Racism in College
As I sit here and think about the topic of racism against Native Americans attending college, I am reminded of my own experiences as a student and a child in elementary, middle, and high school. Were my schools all bad and inundated with episodes of racism? Not at all. Was racism non-existent in my schools? Not at all. Did my experiences with racism keep me from becoming who I wanted to become or from working my butt off to get through school and out into the working world? Not at all.
My point is this: I know that racism against Native American students attending college exists. It does. And it can be a very traumatic and harrowing experience for the students involved. However, these incidents of racism do not have to be the end of the road for Native American students attending college.Yes, racism is awful and should not happen, nor exist – but it does. I have seen schools, students, and even those in the communities affected by racism all working together to confront specific incidents of racism in an effective, productive manner, and helping everyone to work through it – and ending with the student remaining in college.
Unfortunately, I have experienced the opposite as well, where episodes of blatant racism are seemingly brushed away out of the public eye. It seems that every year there is a scandal involving racism at colleges somewhere around the U.S. The American Indian Education Foundation understands the obstacles, including latent or blatant racism that many of our scholarship recipients have had to overcome in order to attend college.
It is not fair that these students encounter racism. But, it is incredibly inspiring to see the perseverance that they possess. They forge ahead and continue to pursue their dreams. We experience a sense of optimism when our determined scholarship students continue to succeed, against all obstacles, and realize their dreams, it is awesome.
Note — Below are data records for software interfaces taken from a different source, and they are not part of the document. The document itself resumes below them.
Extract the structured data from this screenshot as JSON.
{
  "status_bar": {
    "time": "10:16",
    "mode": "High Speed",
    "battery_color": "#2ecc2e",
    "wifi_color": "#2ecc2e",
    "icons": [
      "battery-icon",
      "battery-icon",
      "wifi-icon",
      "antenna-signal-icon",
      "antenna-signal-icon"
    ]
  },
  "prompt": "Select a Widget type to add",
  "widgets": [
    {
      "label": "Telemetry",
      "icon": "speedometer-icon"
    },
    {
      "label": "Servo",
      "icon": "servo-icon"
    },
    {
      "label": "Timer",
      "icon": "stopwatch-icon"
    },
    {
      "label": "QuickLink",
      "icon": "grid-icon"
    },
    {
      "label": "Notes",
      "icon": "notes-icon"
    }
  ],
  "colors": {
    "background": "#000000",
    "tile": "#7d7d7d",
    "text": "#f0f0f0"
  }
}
So, as I sat and contemplated how to address a topic that has had untold volumes of books written about it, I realized that you cannot solve the world’s problems in a one-page tome. So I will close by saying this: It appears that racism, in all of its ugly complexity, can have no singular, or final, resolution. The United States has passed legislation, communities have formed action committees, and yet racism continues to plague us. It seems to be here for the long haul. Or is it? Let’s not give up trying or lose hope that there is an enduring solution out there somewhere!
So, what can we do?
Well, I think it’s just a matter of working to change each other’s minds about who we are—and believing that if we keep working together to quell racism, one day it may perish from the earth. Idealistic? Perhaps. Easy to achieve? Absolutely not. Worth working to eliminate? It is imperative that we try!